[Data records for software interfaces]
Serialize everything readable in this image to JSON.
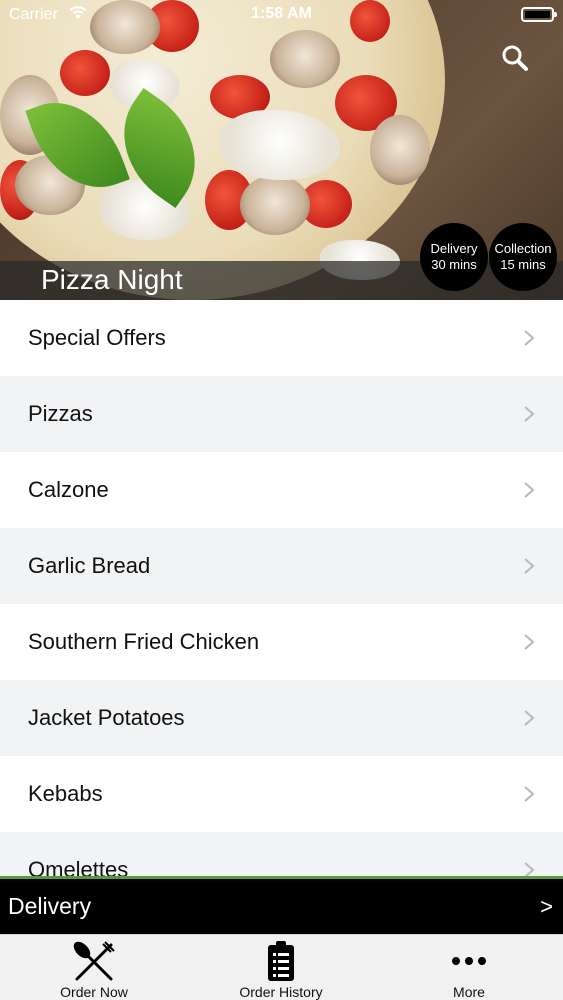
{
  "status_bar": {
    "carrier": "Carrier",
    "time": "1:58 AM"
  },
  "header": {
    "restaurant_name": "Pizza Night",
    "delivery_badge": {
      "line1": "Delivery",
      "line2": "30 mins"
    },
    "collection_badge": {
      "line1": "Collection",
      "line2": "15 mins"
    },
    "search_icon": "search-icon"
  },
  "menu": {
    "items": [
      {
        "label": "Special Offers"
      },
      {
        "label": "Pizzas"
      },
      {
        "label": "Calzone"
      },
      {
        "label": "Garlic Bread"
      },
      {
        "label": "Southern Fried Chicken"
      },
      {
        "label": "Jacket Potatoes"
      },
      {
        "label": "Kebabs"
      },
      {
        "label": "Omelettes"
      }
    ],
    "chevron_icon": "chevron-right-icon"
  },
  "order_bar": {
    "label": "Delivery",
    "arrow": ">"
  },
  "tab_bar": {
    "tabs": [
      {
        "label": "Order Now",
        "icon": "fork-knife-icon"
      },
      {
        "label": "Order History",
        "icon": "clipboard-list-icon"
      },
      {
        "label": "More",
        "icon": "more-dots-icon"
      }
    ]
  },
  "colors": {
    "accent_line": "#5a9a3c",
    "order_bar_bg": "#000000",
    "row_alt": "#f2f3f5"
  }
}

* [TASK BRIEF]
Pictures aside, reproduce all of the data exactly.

* [SOLUTION FOR THIS TASK]
Serialize everything readable in this image to JSON.
{
  "status_bar": {
    "carrier": "Carrier",
    "time": "1:58 AM"
  },
  "header": {
    "restaurant_name": "Pizza Night",
    "delivery_badge": {
      "line1": "Delivery",
      "line2": "30 mins"
    },
    "collection_badge": {
      "line1": "Collection",
      "line2": "15 mins"
    },
    "search_icon": "search-icon"
  },
  "menu": {
    "items": [
      {
        "label": "Special Offers"
      },
      {
        "label": "Pizzas"
      },
      {
        "label": "Calzone"
      },
      {
        "label": "Garlic Bread"
      },
      {
        "label": "Southern Fried Chicken"
      },
      {
        "label": "Jacket Potatoes"
      },
      {
        "label": "Kebabs"
      },
      {
        "label": "Omelettes"
      }
    ],
    "chevron_icon": "chevron-right-icon"
  },
  "order_bar": {
    "label": "Delivery",
    "arrow": ">"
  },
  "tab_bar": {
    "tabs": [
      {
        "label": "Order Now",
        "icon": "fork-knife-icon"
      },
      {
        "label": "Order History",
        "icon": "clipboard-list-icon"
      },
      {
        "label": "More",
        "icon": "more-dots-icon"
      }
    ]
  },
  "colors": {
    "accent_line": "#5a9a3c",
    "order_bar_bg": "#000000",
    "row_alt": "#f2f3f5"
  }
}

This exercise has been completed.